** Description of the task **
In the material below, find every line containing "Starter" and copy that line.

** Supplied material **
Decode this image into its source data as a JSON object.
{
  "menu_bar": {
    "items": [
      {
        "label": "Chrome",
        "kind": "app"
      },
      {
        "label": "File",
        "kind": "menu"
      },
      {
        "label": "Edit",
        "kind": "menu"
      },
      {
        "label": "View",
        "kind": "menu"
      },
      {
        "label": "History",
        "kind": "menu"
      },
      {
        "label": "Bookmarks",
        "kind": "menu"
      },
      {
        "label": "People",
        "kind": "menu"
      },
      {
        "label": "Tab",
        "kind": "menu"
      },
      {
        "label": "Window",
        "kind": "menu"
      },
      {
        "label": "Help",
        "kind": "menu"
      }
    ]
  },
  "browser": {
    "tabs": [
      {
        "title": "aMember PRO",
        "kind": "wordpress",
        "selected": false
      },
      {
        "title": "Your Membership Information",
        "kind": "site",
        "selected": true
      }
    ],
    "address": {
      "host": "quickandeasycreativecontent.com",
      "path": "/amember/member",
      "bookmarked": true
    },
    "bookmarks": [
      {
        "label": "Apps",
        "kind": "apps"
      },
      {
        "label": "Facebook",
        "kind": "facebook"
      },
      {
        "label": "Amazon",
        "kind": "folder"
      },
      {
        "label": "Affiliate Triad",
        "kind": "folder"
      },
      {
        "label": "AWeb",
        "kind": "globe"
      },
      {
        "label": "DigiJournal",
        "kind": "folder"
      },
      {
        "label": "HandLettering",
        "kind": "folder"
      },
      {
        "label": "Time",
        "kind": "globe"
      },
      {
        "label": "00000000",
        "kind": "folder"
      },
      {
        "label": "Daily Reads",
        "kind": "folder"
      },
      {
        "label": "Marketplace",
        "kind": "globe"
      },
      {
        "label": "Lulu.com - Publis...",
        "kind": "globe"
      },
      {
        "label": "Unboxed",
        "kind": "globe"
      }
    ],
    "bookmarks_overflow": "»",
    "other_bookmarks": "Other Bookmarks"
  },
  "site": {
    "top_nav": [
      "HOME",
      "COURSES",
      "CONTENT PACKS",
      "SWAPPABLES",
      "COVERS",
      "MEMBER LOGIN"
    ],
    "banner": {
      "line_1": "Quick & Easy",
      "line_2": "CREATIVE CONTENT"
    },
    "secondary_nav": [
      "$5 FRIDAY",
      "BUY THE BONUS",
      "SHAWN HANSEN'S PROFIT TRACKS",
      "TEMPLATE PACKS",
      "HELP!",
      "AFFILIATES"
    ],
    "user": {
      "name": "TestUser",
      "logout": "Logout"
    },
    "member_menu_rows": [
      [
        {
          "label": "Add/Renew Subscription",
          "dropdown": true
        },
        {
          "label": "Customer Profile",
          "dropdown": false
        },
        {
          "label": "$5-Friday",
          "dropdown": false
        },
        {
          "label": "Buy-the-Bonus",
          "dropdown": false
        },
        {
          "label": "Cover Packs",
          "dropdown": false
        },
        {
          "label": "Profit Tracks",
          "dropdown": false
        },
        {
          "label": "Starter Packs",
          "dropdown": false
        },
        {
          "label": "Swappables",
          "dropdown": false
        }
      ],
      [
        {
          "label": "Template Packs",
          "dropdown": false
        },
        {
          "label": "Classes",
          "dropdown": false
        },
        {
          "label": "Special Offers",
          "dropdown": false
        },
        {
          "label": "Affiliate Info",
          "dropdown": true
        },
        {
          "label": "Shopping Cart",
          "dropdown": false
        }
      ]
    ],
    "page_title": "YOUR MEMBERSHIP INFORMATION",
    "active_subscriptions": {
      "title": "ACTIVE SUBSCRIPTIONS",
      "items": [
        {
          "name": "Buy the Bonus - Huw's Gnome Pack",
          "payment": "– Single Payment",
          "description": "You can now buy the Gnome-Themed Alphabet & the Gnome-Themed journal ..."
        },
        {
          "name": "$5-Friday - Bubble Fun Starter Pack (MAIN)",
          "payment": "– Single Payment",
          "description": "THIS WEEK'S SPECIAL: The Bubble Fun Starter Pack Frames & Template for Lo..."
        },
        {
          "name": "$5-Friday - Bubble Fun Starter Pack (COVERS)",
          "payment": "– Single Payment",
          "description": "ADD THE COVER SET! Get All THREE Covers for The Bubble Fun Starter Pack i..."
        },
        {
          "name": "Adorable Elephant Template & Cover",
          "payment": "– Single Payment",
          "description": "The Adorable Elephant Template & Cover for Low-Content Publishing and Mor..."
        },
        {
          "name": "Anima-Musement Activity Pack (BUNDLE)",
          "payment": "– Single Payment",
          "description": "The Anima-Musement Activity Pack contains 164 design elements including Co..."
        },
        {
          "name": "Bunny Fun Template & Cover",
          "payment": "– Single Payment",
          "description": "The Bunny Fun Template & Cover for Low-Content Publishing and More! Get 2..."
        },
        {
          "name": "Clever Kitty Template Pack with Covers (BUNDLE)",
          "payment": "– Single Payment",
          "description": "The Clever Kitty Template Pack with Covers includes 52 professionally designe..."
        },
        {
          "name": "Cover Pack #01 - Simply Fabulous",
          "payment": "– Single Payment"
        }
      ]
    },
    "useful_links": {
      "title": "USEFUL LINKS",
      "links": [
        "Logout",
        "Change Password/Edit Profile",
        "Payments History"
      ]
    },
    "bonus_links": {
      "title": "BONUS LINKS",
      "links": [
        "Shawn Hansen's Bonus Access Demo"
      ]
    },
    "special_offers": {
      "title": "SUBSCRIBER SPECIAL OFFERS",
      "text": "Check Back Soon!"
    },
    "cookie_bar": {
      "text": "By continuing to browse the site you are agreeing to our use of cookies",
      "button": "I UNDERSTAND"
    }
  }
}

** Answer space **
          "label": "Starter Packs",
          "name": "$5-Friday - Bubble Fun Starter Pack (MAIN)",
          "description": "THIS WEEK'S SPECIAL: The Bubble Fun Starter Pack Frames & Template for Lo..."
          "name": "$5-Friday - Bubble Fun Starter Pack (COVERS)",
          "description": "ADD THE COVER SET! Get All THREE Covers for The Bubble Fun Starter Pack i..."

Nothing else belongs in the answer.